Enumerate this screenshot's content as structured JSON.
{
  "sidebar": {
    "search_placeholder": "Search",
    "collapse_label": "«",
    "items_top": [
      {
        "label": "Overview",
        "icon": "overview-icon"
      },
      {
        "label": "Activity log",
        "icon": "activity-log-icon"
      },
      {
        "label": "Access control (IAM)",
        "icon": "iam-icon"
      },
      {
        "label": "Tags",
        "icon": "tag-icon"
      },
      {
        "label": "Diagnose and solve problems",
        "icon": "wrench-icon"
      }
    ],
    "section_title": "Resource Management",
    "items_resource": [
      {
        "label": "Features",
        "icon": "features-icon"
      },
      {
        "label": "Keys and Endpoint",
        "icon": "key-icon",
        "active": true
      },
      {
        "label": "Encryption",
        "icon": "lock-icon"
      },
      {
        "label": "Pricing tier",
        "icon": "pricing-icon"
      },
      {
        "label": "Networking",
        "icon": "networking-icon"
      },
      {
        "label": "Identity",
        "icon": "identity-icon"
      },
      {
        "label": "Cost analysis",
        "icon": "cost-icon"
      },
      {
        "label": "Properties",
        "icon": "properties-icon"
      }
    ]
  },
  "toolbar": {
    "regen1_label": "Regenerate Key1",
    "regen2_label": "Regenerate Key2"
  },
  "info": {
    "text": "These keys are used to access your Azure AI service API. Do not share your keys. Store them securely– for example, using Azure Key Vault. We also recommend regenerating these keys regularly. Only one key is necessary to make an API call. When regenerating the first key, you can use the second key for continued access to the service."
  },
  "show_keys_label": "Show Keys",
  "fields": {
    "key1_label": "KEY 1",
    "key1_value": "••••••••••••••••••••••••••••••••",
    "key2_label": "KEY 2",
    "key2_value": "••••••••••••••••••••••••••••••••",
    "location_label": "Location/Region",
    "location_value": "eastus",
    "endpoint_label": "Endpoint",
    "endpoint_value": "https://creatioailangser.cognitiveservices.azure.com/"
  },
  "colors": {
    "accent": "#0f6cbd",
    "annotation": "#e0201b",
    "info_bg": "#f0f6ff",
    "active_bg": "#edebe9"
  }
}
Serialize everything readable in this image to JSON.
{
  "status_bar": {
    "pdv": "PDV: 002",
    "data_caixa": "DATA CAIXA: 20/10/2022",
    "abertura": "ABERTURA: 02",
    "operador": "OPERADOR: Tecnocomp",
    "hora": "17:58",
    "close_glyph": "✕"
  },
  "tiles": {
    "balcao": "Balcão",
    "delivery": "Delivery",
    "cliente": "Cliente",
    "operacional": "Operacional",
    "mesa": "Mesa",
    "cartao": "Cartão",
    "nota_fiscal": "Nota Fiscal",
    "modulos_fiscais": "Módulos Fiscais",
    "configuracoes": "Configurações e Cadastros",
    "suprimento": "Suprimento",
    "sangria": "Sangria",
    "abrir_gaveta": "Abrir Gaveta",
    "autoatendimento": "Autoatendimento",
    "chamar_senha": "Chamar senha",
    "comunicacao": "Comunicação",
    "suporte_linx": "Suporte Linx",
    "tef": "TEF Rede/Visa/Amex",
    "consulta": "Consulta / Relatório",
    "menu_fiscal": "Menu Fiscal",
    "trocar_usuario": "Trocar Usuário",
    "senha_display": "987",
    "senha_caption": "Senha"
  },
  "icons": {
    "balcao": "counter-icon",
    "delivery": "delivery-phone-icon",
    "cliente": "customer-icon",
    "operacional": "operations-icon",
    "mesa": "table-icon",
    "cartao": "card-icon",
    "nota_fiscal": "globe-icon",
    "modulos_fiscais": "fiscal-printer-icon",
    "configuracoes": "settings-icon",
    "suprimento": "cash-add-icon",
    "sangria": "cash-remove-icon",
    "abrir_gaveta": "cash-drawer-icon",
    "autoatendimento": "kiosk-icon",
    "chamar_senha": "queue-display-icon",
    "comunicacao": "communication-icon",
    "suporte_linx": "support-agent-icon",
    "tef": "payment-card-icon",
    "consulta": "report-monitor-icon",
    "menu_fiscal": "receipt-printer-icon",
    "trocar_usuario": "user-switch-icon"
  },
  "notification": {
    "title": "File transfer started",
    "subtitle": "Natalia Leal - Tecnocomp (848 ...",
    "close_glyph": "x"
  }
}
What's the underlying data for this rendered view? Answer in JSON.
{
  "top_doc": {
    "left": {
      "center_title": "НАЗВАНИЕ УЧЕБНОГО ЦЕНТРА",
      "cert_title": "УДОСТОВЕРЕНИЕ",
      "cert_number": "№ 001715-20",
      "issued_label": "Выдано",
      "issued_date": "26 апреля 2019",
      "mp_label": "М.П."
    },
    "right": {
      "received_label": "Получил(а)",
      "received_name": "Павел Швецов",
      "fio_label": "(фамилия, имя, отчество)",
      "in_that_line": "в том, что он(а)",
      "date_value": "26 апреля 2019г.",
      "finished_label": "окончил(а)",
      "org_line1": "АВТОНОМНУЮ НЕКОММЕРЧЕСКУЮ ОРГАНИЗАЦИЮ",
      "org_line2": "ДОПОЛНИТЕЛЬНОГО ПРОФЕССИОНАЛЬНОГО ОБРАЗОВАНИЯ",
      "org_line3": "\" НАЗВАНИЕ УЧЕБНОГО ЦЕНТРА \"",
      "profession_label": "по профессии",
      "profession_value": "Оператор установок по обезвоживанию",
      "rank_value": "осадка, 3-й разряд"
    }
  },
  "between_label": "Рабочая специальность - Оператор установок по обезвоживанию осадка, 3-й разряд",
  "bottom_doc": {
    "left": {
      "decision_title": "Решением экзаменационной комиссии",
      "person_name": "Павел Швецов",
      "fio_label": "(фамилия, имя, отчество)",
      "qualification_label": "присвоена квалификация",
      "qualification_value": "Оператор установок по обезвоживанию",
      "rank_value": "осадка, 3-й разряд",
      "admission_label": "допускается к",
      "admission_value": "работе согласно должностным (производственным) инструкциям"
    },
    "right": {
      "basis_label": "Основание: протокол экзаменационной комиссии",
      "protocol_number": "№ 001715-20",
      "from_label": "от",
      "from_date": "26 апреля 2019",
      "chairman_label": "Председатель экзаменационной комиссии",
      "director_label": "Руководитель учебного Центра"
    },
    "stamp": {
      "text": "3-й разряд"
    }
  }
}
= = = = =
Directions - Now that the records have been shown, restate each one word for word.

Output -
Enumerate this screenshot's content as structured JSON.
{
  "sidebar": {
    "search_placeholder": "Search",
    "collapse_label": "«",
    "items_top": [
      {
        "label": "Overview",
        "icon": "overview-icon"
      },
      {
        "label": "Activity log",
        "icon": "activity-log-icon"
      },
      {
        "label": "Access control (IAM)",
        "icon": "iam-icon"
      },
      {
        "label": "Tags",
        "icon": "tag-icon"
      },
      {
        "label": "Diagnose and solve problems",
        "icon": "wrench-icon"
      }
    ],
    "section_title": "Resource Management",
    "items_resource": [
      {
        "label": "Features",
        "icon": "features-icon"
      },
      {
        "label": "Keys and Endpoint",
        "icon": "key-icon",
        "active": true
      },
      {
        "label": "Encryption",
        "icon": "lock-icon"
      },
      {
        "label": "Pricing tier",
        "icon": "pricing-icon"
      },
      {
        "label": "Networking",
        "icon": "networking-icon"
      },
      {
        "label": "Identity",
        "icon": "identity-icon"
      },
      {
        "label": "Cost analysis",
        "icon": "cost-icon"
      },
      {
        "label": "Properties",
        "icon": "properties-icon"
      }
    ]
  },
  "toolbar": {
    "regen1_label": "Regenerate Key1",
    "regen2_label": "Regenerate Key2"
  },
  "info": {
    "text": "These keys are used to access your Azure AI service API. Do not share your keys. Store them securely– for example, using Azure Key Vault. We also recommend regenerating these keys regularly. Only one key is necessary to make an API call. When regenerating the first key, you can use the second key for continued access to the service."
  },
  "show_keys_label": "Show Keys",
  "fields": {
    "key1_label": "KEY 1",
    "key1_value": "••••••••••••••••••••••••••••••••",
    "key2_label": "KEY 2",
    "key2_value": "••••••••••••••••••••••••••••••••",
    "location_label": "Location/Region",
    "location_value": "eastus",
    "endpoint_label": "Endpoint",
    "endpoint_value": "https://creatioailangser.cognitiveservices.azure.com/"
  },
  "colors": {
    "accent": "#0f6cbd",
    "annotation": "#e0201b",
    "info_bg": "#f0f6ff",
    "active_bg": "#edebe9"
  }
}
Serialize everything readable in this image to JSON.
{
  "status_bar": {
    "pdv": "PDV: 002",
    "data_caixa": "DATA CAIXA: 20/10/2022",
    "abertura": "ABERTURA: 02",
    "operador": "OPERADOR: Tecnocomp",
    "hora": "17:58",
    "close_glyph": "✕"
  },
  "tiles": {
    "balcao": "Balcão",
    "delivery": "Delivery",
    "cliente": "Cliente",
    "operacional": "Operacional",
    "mesa": "Mesa",
    "cartao": "Cartão",
    "nota_fiscal": "Nota Fiscal",
    "modulos_fiscais": "Módulos Fiscais",
    "configuracoes": "Configurações e Cadastros",
    "suprimento": "Suprimento",
    "sangria": "Sangria",
    "abrir_gaveta": "Abrir Gaveta",
    "autoatendimento": "Autoatendimento",
    "chamar_senha": "Chamar senha",
    "comunicacao": "Comunicação",
    "suporte_linx": "Suporte Linx",
    "tef": "TEF Rede/Visa/Amex",
    "consulta": "Consulta / Relatório",
    "menu_fiscal": "Menu Fiscal",
    "trocar_usuario": "Trocar Usuário",
    "senha_display": "987",
    "senha_caption": "Senha"
  },
  "icons": {
    "balcao": "counter-icon",
    "delivery": "delivery-phone-icon",
    "cliente": "customer-icon",
    "operacional": "operations-icon",
    "mesa": "table-icon",
    "cartao": "card-icon",
    "nota_fiscal": "globe-icon",
    "modulos_fiscais": "fiscal-printer-icon",
    "configuracoes": "settings-icon",
    "suprimento": "cash-add-icon",
    "sangria": "cash-remove-icon",
    "abrir_gaveta": "cash-drawer-icon",
    "autoatendimento": "kiosk-icon",
    "chamar_senha": "queue-display-icon",
    "comunicacao": "communication-icon",
    "suporte_linx": "support-agent-icon",
    "tef": "payment-card-icon",
    "consulta": "report-monitor-icon",
    "menu_fiscal": "receipt-printer-icon",
    "trocar_usuario": "user-switch-icon"
  },
  "notification": {
    "title": "File transfer started",
    "subtitle": "Natalia Leal - Tecnocomp (848 ...",
    "close_glyph": "x"
  }
}
What's the underlying data for this rendered view? Answer in JSON.
{
  "top_doc": {
    "left": {
      "center_title": "НАЗВАНИЕ УЧЕБНОГО ЦЕНТРА",
      "cert_title": "УДОСТОВЕРЕНИЕ",
      "cert_number": "№ 001715-20",
      "issued_label": "Выдано",
      "issued_date": "26 апреля 2019",
      "mp_label": "М.П."
    },
    "right": {
      "received_label": "Получил(а)",
      "received_name": "Павел Швецов",
      "fio_label": "(фамилия, имя, отчество)",
      "in_that_line": "в том, что он(а)",
      "date_value": "26 апреля 2019г.",
      "finished_label": "окончил(а)",
      "org_line1": "АВТОНОМНУЮ НЕКОММЕРЧЕСКУЮ ОРГАНИЗАЦИЮ",
      "org_line2": "ДОПОЛНИТЕЛЬНОГО ПРОФЕССИОНАЛЬНОГО ОБРАЗОВАНИЯ",
      "org_line3": "\" НАЗВАНИЕ УЧЕБНОГО ЦЕНТРА \"",
      "profession_label": "по профессии",
      "profession_value": "Оператор установок по обезвоживанию",
      "rank_value": "осадка, 3-й разряд"
    }
  },
  "between_label": "Рабочая специальность - Оператор установок по обезвоживанию осадка, 3-й разряд",
  "bottom_doc": {
    "left": {
      "decision_title": "Решением экзаменационной комиссии",
      "person_name": "Павел Швецов",
      "fio_label": "(фамилия, имя, отчество)",
      "qualification_label": "присвоена квалификация",
      "qualification_value": "Оператор установок по обезвоживанию",
      "rank_value": "осадка, 3-й разряд",
      "admission_label": "допускается к",
      "admission_value": "работе согласно должностным (производственным) инструкциям"
    },
    "right": {
      "basis_label": "Основание: протокол экзаменационной комиссии",
      "protocol_number": "№ 001715-20",
      "from_label": "от",
      "from_date": "26 апреля 2019",
      "chairman_label": "Председатель экзаменационной комиссии",
      "director_label": "Руководитель учебного Центра"
    },
    "stamp": {
      "text": "3-й разряд"
    }
  }
}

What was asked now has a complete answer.